There was a significant change in terms of the perception of the protection of national industries and the open market: the proportion of those favouring an open market has increased.
Before the deliberation about two thirds of the respondents thought that it should be made difficult for employers to fire – this opinion slightly increased after the deliberation. The proportion of those who thought that finding a job is one’s own responsibility increased from 26% to 44% after the deliberation, whilst the proportion of those insisting on the government’s responsibility has dropped from about 40% to 21%.
Opinions on the reasons of becoming unemployed have also changed after the deliberation. Living in deprived settlements became more accentuated – 58% thought that living in a deprived settlement was true for the unemployed which increased to 77% by the end of deliberation.
There was no change in terms of the perception of the lack of skills as a reason of becoming unemployed. Similar number of people thought that it was either not true (17%) or true (59%) before and after the deliberation.
Regarding the different measures to deal with unemployment opinions were very positive both before and after deliberation. The proportion of those supporting active measures of employment policy, namely labour market services, training support, wage- and contribution-type subsidies, communal work or support for self-employment was more than or about 80% in all cases. Passive measures of employment like the job search allowance and benefit was supported by 65% whilst the regular social aid by about half of the respondents.
The effect of the deliberation could be noticed in that the number of respondents opposing job search allowance and benefit and the regular social aid dropped from 16% to 5%. Furthermore the support for communal work or self-employment decreased from 88% to 69% and 90% to 76% respectively.
The opinions on who should get allowances and on what conditions have also changed. The proportion of respondents saying that allowances should be paid only to those who are working for them has decreased and the proportion of respondents stating that everyone who is in difficulty should be taken care of have increased after the deliberation.
Opinions on illegal work on which taxes are not paid remained stable. The proportion of respondents supporting or opposing governmental measures against it was more or less the same before and after the deliberation.
There was an important shift in the opinions on the question whether unemployment is nowadays avoidable. The proportion of respondents stating that it cannot be avoided has significantly increased.
Another important opinion change occurred on the issue of taxation. After the deliberation there were fewer respondents stating that the government should decrease taxes even if this meant less funding for education, health care and pensions.
In European countries today, political decisions can be made at three different levels of government: at regional level, at national level, and at the level of the European Union. The following table contains respondents’ opinion on which governmental level fighting unemployment should be dealt with.
Along with the changes in opinion and attitudes there was a change in terms of the overall knowledge on the issues addressed – this change was rather due to the deliberative weekend and less to the briefing material distributed before the event.
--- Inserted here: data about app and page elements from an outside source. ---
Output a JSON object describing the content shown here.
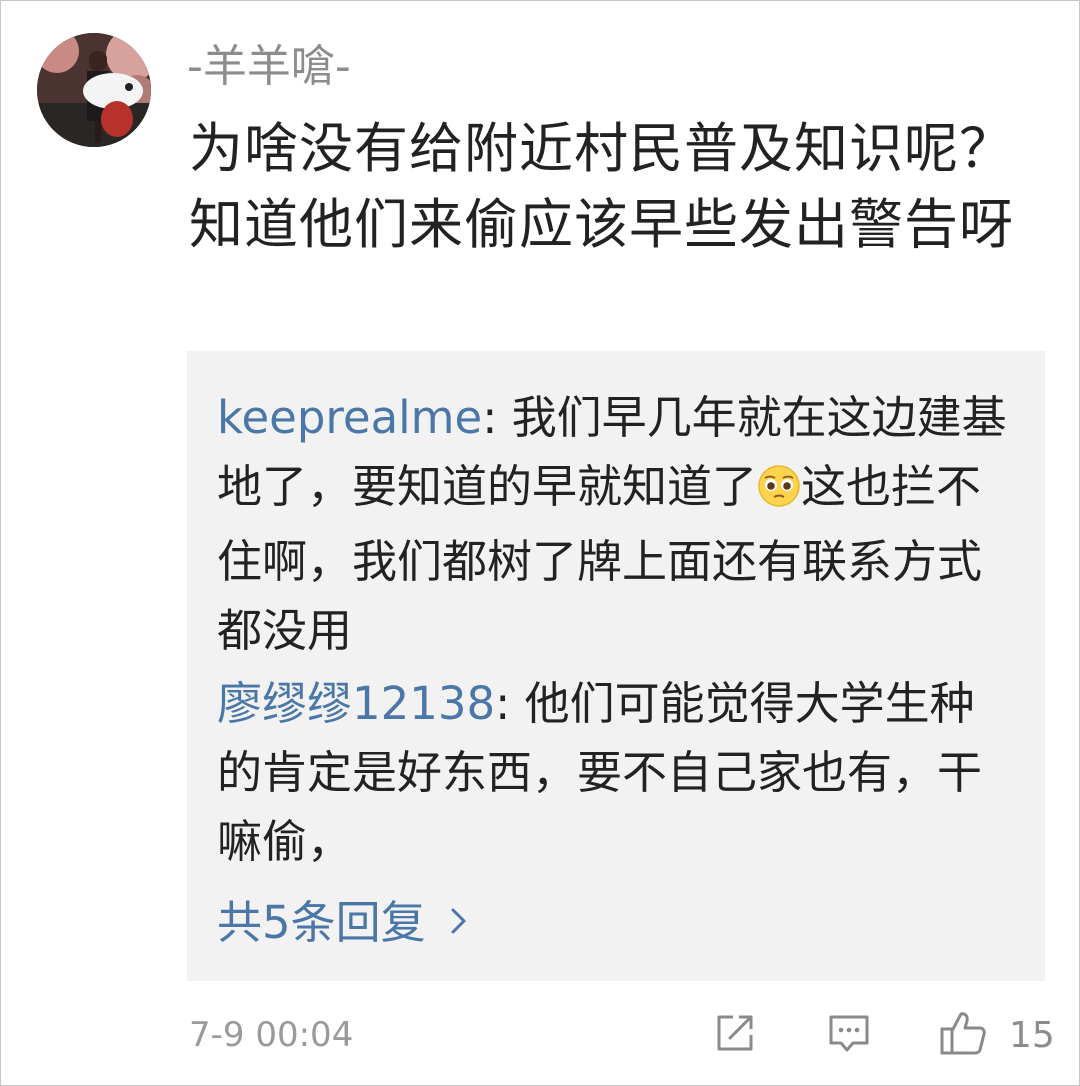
{
  "comment": {
    "username": "-羊羊嗆-",
    "text": "为啥没有给附近村民普及知识呢？知道他们来偷应该早些发出警告呀",
    "timestamp": "7-9 00:04",
    "like_count": "15",
    "avatar_icon": "user-avatar-photo"
  },
  "replies": [
    {
      "user": "keeprealme",
      "separator": ": ",
      "text_before_emoji": "我们早几年就在这边建基地了，要知道的早就知道了",
      "emoji": "pleading-face-emoji",
      "text_after_emoji": "这也拦不住啊，我们都树了牌上面还有联系方式都没用"
    },
    {
      "user": "廖缪缪12138",
      "separator": ": ",
      "text": "他们可能觉得大学生种的肯定是好东西，要不自己家也有，干嘛偷，"
    }
  ],
  "more_replies_label": "共5条回复",
  "actions": {
    "share_icon": "share-icon",
    "reply_icon": "comment-icon",
    "like_icon": "thumbs-up-icon"
  },
  "colors": {
    "link_blue": "#4a77a8",
    "text_dark": "#222222",
    "text_gray": "#8c8c8c",
    "reply_bg": "#f2f2f2"
  }
}
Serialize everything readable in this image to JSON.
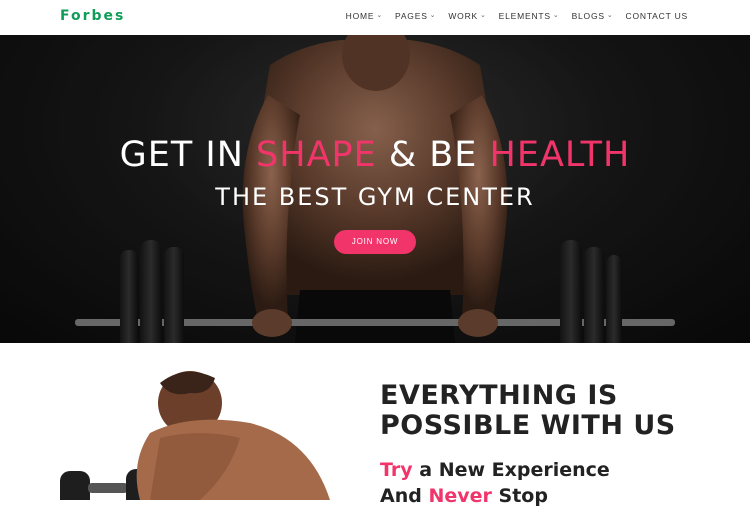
{
  "brand": {
    "logo": "Forbes"
  },
  "nav": {
    "items": [
      {
        "label": "HOME",
        "dropdown": true
      },
      {
        "label": "PAGES",
        "dropdown": true
      },
      {
        "label": "WORK",
        "dropdown": true
      },
      {
        "label": "ELEMENTS",
        "dropdown": true
      },
      {
        "label": "BLOGS",
        "dropdown": true
      },
      {
        "label": "CONTACT US",
        "dropdown": false
      }
    ]
  },
  "hero": {
    "headline_part1": "GET IN ",
    "headline_highlight1": "SHAPE",
    "headline_part2": " & BE ",
    "headline_highlight2": "HEALTH",
    "subheadline": "THE BEST GYM CENTER",
    "cta_label": "JOIN NOW"
  },
  "about": {
    "title_line1": "EVERYTHING IS",
    "title_line2": "POSSIBLE WITH US",
    "sub_highlight1": "Try",
    "sub_text1": " a New Experience",
    "sub_text2": "And ",
    "sub_highlight2": "Never",
    "sub_text3": " Stop"
  },
  "colors": {
    "accent": "#f1356b",
    "brand": "#0f9d58",
    "text_dark": "#222222",
    "hero_bg": "#111111"
  }
}
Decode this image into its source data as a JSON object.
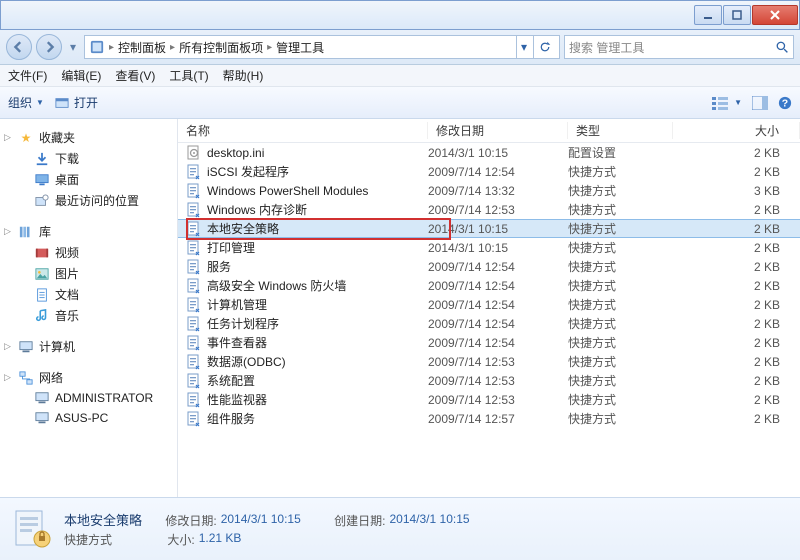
{
  "breadcrumbs": [
    "控制面板",
    "所有控制面板项",
    "管理工具"
  ],
  "search": {
    "placeholder": "搜索 管理工具"
  },
  "menus": [
    "文件(F)",
    "编辑(E)",
    "查看(V)",
    "工具(T)",
    "帮助(H)"
  ],
  "toolbar": {
    "organize": "组织",
    "open": "打开"
  },
  "sidebar": {
    "favorites": {
      "label": "收藏夹",
      "items": [
        "下载",
        "桌面",
        "最近访问的位置"
      ]
    },
    "libraries": {
      "label": "库",
      "items": [
        "视频",
        "图片",
        "文档",
        "音乐"
      ]
    },
    "computer": {
      "label": "计算机"
    },
    "network": {
      "label": "网络",
      "items": [
        "ADMINISTRATOR",
        "ASUS-PC"
      ]
    }
  },
  "columns": {
    "name": "名称",
    "date": "修改日期",
    "type": "类型",
    "size": "大小"
  },
  "files": [
    {
      "name": "desktop.ini",
      "date": "2014/3/1 10:15",
      "type": "配置设置",
      "size": "2 KB"
    },
    {
      "name": "iSCSI 发起程序",
      "date": "2009/7/14 12:54",
      "type": "快捷方式",
      "size": "2 KB"
    },
    {
      "name": "Windows PowerShell Modules",
      "date": "2009/7/14 13:32",
      "type": "快捷方式",
      "size": "3 KB"
    },
    {
      "name": "Windows 内存诊断",
      "date": "2009/7/14 12:53",
      "type": "快捷方式",
      "size": "2 KB"
    },
    {
      "name": "本地安全策略",
      "date": "2014/3/1 10:15",
      "type": "快捷方式",
      "size": "2 KB",
      "selected": true,
      "highlight": true
    },
    {
      "name": "打印管理",
      "date": "2014/3/1 10:15",
      "type": "快捷方式",
      "size": "2 KB"
    },
    {
      "name": "服务",
      "date": "2009/7/14 12:54",
      "type": "快捷方式",
      "size": "2 KB"
    },
    {
      "name": "高级安全 Windows 防火墙",
      "date": "2009/7/14 12:54",
      "type": "快捷方式",
      "size": "2 KB"
    },
    {
      "name": "计算机管理",
      "date": "2009/7/14 12:54",
      "type": "快捷方式",
      "size": "2 KB"
    },
    {
      "name": "任务计划程序",
      "date": "2009/7/14 12:54",
      "type": "快捷方式",
      "size": "2 KB"
    },
    {
      "name": "事件查看器",
      "date": "2009/7/14 12:54",
      "type": "快捷方式",
      "size": "2 KB"
    },
    {
      "name": "数据源(ODBC)",
      "date": "2009/7/14 12:53",
      "type": "快捷方式",
      "size": "2 KB"
    },
    {
      "name": "系统配置",
      "date": "2009/7/14 12:53",
      "type": "快捷方式",
      "size": "2 KB"
    },
    {
      "name": "性能监视器",
      "date": "2009/7/14 12:53",
      "type": "快捷方式",
      "size": "2 KB"
    },
    {
      "name": "组件服务",
      "date": "2009/7/14 12:57",
      "type": "快捷方式",
      "size": "2 KB"
    }
  ],
  "status": {
    "title": "本地安全策略",
    "subtitle": "快捷方式",
    "modLabel": "修改日期:",
    "modVal": "2014/3/1 10:15",
    "sizeLabel": "大小:",
    "sizeVal": "1.21 KB",
    "createLabel": "创建日期:",
    "createVal": "2014/3/1 10:15"
  }
}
For example at the end of the event significantly higher proportion of the participants could tell correctly who can apply for regular social aids. On the other hand there was no great change in the correct answers regarding the unemployment rate in Hungary, the EU or Kaposvár after the deliberation.
Taken directly from https://cdd.stanford.edu/2008/results-deliberative-polling-about-unemployment-and-job-creation-in-the-area-of-kaposvar/